Thankfully for those who value hot hatchbacks for their city liveability and unassuming performance rather than supercar baiting thrust, a new wave of ‘junior’ hot hatches have filled the void, that despite their smaller engines, serve up driver thrills with greater agility and playfulness.
What’s more, the range of models available caters across the board, serving up everything from hooligan specials to more upright and sensible tyre smokes. Here are Motors.co.uk’s top five junior hot hatchbacks, where we’ve selected the best of the breed right now.
Renault’s performance arm Renaultsport has quietly been working magic on the company’s so-so hatchbacks for years. Taking a deliciously focussed approach, they favour razor sharp dynamics and rev-happy engines over comfort and liveability. Which is why fans were so concerned when Renault changed tack with this latest model, fitting a paddle operated automatic and softening the car up to appeal to a larger audience. There’s no doubting some of the edge has been lost, but the Clio counters with a punchy 198bhp 1.6-litre turbo engine and with suspension better suited to our unique roads.
You can always search for the harder previous generation Renaultsport Clio here
You’ll either love or loathe the retro pastiche design and cabin styling, but there is no doubting the MINI JCW is a credible fast hatch. Drivers sit low in the pill-box cabin – the best place to exploit the grippy, sure-footed stance and towering 209bhp urge. It’s not cheap, though, starting at £22,460 and the ride quality is firm; bearable on smoother roads, but uncomfortably jarring over more rutted tarmac.
Search for a used MINI John Cooper Works here
Ford has a long history in offering good-value drivers’ cars and it certainly wasn’t going to drop the ball with its latest hot Fiesta. It successfully distils the supple dynamics of the Focus ST into a usefully smaller package and is well endowed with a 180bhp turbocharged 1.6-litre Ecoboost engine. It’s good value too, starting at £16,995. If you prefer used, Ford’s back catalogue is littered with performance icons that you can browse here.
Suzuki isn’t perhaps the first brand that pops into mind when you think about performance cars, but they have nailed it with the Swift Sport. It uses a simple recipe of an old-school 1.6-litre engine mated to a manual gearbox and quick steering for maximum smiles per mile. It feels rough and ready compared to some rivals, but has a sense of eagerness and enthusiasm which has been lost somewhat in its more powerful competition. At £13,749 it’s also something of a bargain, and has a generous standard equipment list meaning you won’t pay over the odds for the necessary creature comforts.
Search for a used Suzuki Swift here
Audi’s range-topping A1 doesn’t really conform to the hot-hatch rules of value performance for the masses – with an asking price of £39,930 – but we’ve included it here just for its sheer lunacy. Designed as an expression of the ultimate compact hatchback, the A1 Quattro is fitted with a 2.0-litre turbocharged engine for a class-dominating 256bhp. That power is sent to all four wheels through Audi’s signature Quattro system for maximum grip in all conditions. It’s a rare and impressive machine that shows how far the fast family car concept can be taken.
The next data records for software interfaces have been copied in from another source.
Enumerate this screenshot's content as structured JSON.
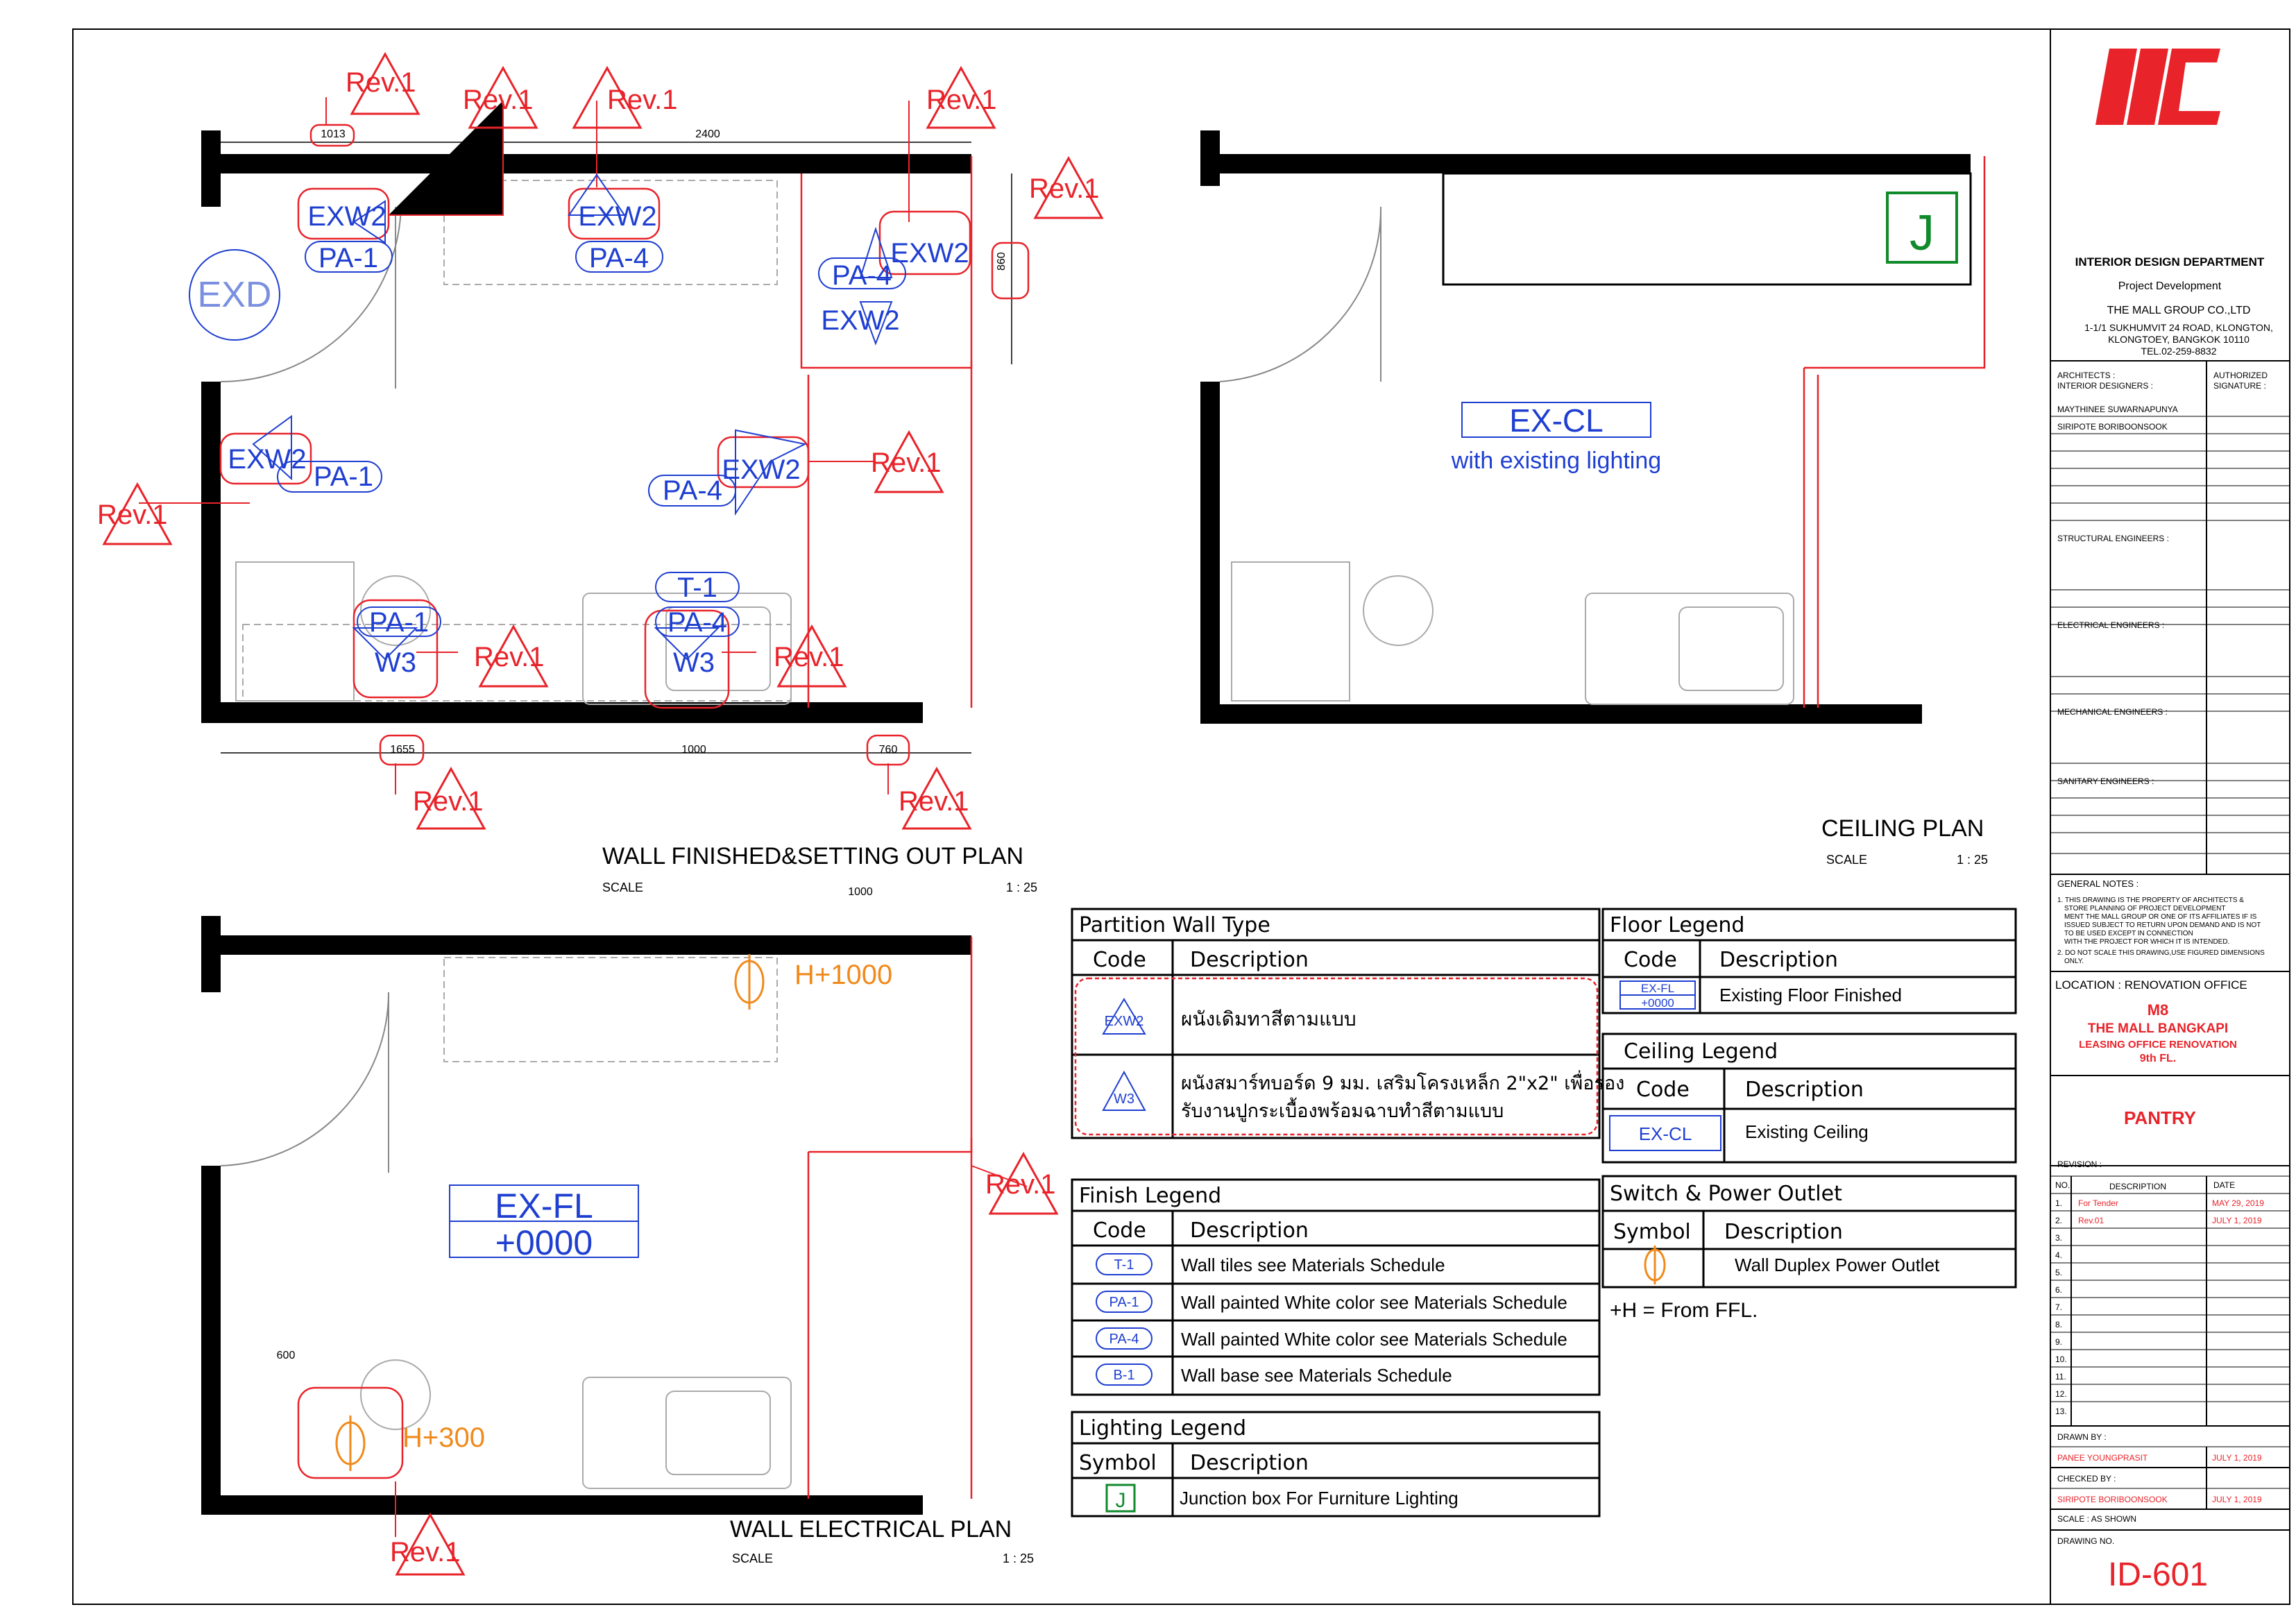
{
  "colors": {
    "wall": "#000000",
    "red": "#e8232a",
    "blue": "#1f3fd1",
    "orange": "#f08a1c",
    "green": "#118a2c",
    "grey": "#9a9a9a"
  },
  "plans": {
    "wall_finished": {
      "title": "WALL FINISHED&SETTING OUT PLAN",
      "scale_label": "SCALE",
      "scale": "1 : 25",
      "rev": "Rev.1",
      "dims": {
        "d1013": "1013",
        "d2400": "2400",
        "d860": "860",
        "d1655": "1655",
        "d1000": "1000",
        "d760": "760"
      },
      "door_tag": "EXD",
      "tags": {
        "exw2": "EXW2",
        "pa1": "PA-1",
        "pa4": "PA-4",
        "t1": "T-1",
        "w3": "W3"
      }
    },
    "ceiling": {
      "title": "CEILING PLAN",
      "scale_label": "SCALE",
      "scale": "1 : 25",
      "code": "EX-CL",
      "note": "with existing lighting",
      "junction": "J"
    },
    "wall_electrical": {
      "title": "WALL ELECTRICAL PLAN",
      "scale_label": "SCALE",
      "scale": "1 : 25",
      "rev": "Rev.1",
      "dims": {
        "d1000": "1000",
        "d600": "600"
      },
      "floor_code": "EX-FL",
      "floor_level": "+0000",
      "outlet_high": "H+1000",
      "outlet_low": "H+300"
    }
  },
  "legends": {
    "partition": {
      "title": "Partition  Wall  Type",
      "col_code": "Code",
      "col_desc": "Description",
      "rows": [
        {
          "code": "EXW2",
          "desc": "ผนังเดิมทาสีตามแบบ"
        },
        {
          "code": "W3",
          "desc_line1": "ผนังสมาร์ทบอร์ด 9 มม. เสริมโครงเหล็ก 2\"x2\" เพื่อรอง",
          "desc_line2": "รับงานปูกระเบื้องพร้อมฉาบทำสีตามแบบ"
        }
      ]
    },
    "finish": {
      "title": "Finish  Legend",
      "col_code": "Code",
      "col_desc": "Description",
      "rows": [
        {
          "code": "T-1",
          "desc": "Wall tiles see Materials Schedule"
        },
        {
          "code": "PA-1",
          "desc": "Wall painted White color see Materials Schedule"
        },
        {
          "code": "PA-4",
          "desc": "Wall painted White color see Materials Schedule"
        },
        {
          "code": "B-1",
          "desc": "Wall base see Materials Schedule"
        }
      ]
    },
    "lighting": {
      "title": "Lighting  Legend",
      "col_symbol": "Symbol",
      "col_desc": "Description",
      "rows": [
        {
          "code": "J",
          "desc": "Junction box For Furniture Lighting"
        }
      ]
    },
    "floor": {
      "title": "Floor  Legend",
      "col_code": "Code",
      "col_desc": "Description",
      "rows": [
        {
          "code1": "EX-FL",
          "code2": "+0000",
          "desc": "Existing Floor Finished"
        }
      ]
    },
    "ceiling": {
      "title": "Ceiling  Legend",
      "col_code": "Code",
      "col_desc": "Description",
      "rows": [
        {
          "code": "EX-CL",
          "desc": "Existing Ceiling"
        }
      ]
    },
    "switch": {
      "title": "Switch  &  Power  Outlet",
      "col_symbol": "Symbol",
      "col_desc": "Description",
      "rows": [
        {
          "desc": "Wall Duplex Power Outlet"
        }
      ],
      "note": "+H  = From FFL."
    }
  },
  "title_block": {
    "department": "INTERIOR DESIGN DEPARTMENT",
    "sub": "Project Development",
    "company": "THE MALL GROUP CO.,LTD",
    "addr1": "1-1/1 SUKHUMVIT 24 ROAD, KLONGTON,",
    "addr2": "KLONGTOEY, BANGKOK 10110",
    "tel": "TEL.02-259-8832",
    "architects_label1": "ARCHITECTS :",
    "architects_label2": "INTERIOR DESIGNERS :",
    "authorized1": "AUTHORIZED",
    "authorized2": "SIGNATURE :",
    "designer1": "MAYTHINEE SUWARNAPUNYA",
    "designer2": "SIRIPOTE BORIBOONSOOK",
    "structural": "STRUCTURAL  ENGINEERS :",
    "electrical": "ELECTRICAL  ENGINEERS :",
    "mechanical": "MECHANICAL  ENGINEERS :",
    "sanitary": "SANITARY  ENGINEERS :",
    "general_notes": "GENERAL NOTES :",
    "notes": [
      "1. THIS DRAWING IS THE PROPERTY OF ARCHITECTS &",
      "STORE PLANNING OF PROJECT DEVELOPMENT",
      "MENT THE MALL GROUP OR ONE OF ITS AFFILIATES IF IS",
      "ISSUED SUBJECT TO RETURN UPON DEMAND AND IS NOT",
      "TO BE USED EXCEPT IN CONNECTION",
      "WITH THE PROJECT FOR WHICH IT IS INTENDED.",
      "2. DO NOT SCALE THIS DRAWING,USE FIGURED DIMENSIONS",
      "ONLY."
    ],
    "location_label": "LOCATION : RENOVATION OFFICE",
    "loc1": "M8",
    "loc2": "THE MALL BANGKAPI",
    "loc3": "LEASING OFFICE RENOVATION",
    "loc4": "9th FL.",
    "drawing_title": "PANTRY",
    "revision_label": "REVISION :",
    "rev_headers": {
      "no": "NO.",
      "desc": "DESCRIPTION",
      "date": "DATE"
    },
    "revisions": [
      {
        "no": "1.",
        "desc": "For Tender",
        "date": "MAY 29, 2019"
      },
      {
        "no": "2.",
        "desc": "Rev.01",
        "date": "JULY 1, 2019"
      },
      {
        "no": "3.",
        "desc": "",
        "date": ""
      },
      {
        "no": "4.",
        "desc": "",
        "date": ""
      },
      {
        "no": "5.",
        "desc": "",
        "date": ""
      },
      {
        "no": "6.",
        "desc": "",
        "date": ""
      },
      {
        "no": "7.",
        "desc": "",
        "date": ""
      },
      {
        "no": "8.",
        "desc": "",
        "date": ""
      },
      {
        "no": "9.",
        "desc": "",
        "date": ""
      },
      {
        "no": "10.",
        "desc": "",
        "date": ""
      },
      {
        "no": "11.",
        "desc": "",
        "date": ""
      },
      {
        "no": "12.",
        "desc": "",
        "date": ""
      },
      {
        "no": "13.",
        "desc": "",
        "date": ""
      }
    ],
    "drawn_label": "DRAWN  BY :",
    "drawn_name": "PANEE YOUNGPRASIT",
    "drawn_date": "JULY 1, 2019",
    "checked_label": "CHECKED  BY :",
    "checked_name": "SIRIPOTE BORIBOONSOOK",
    "checked_date": "JULY 1, 2019",
    "scale_label": "SCALE  : AS SHOWN",
    "drawing_no_label": "DRAWING NO.",
    "drawing_no": "ID-601"
  }
}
Unfortunately you can’t buy one, not new anyway. Only 19 examples came to the UK and even these were all left-hand-drive. With such exclusivity, don’t expect them to make a great bargain in the classifieds for some time yet. You can however look for the slightly milder 180bhp version here.
June 30, 2013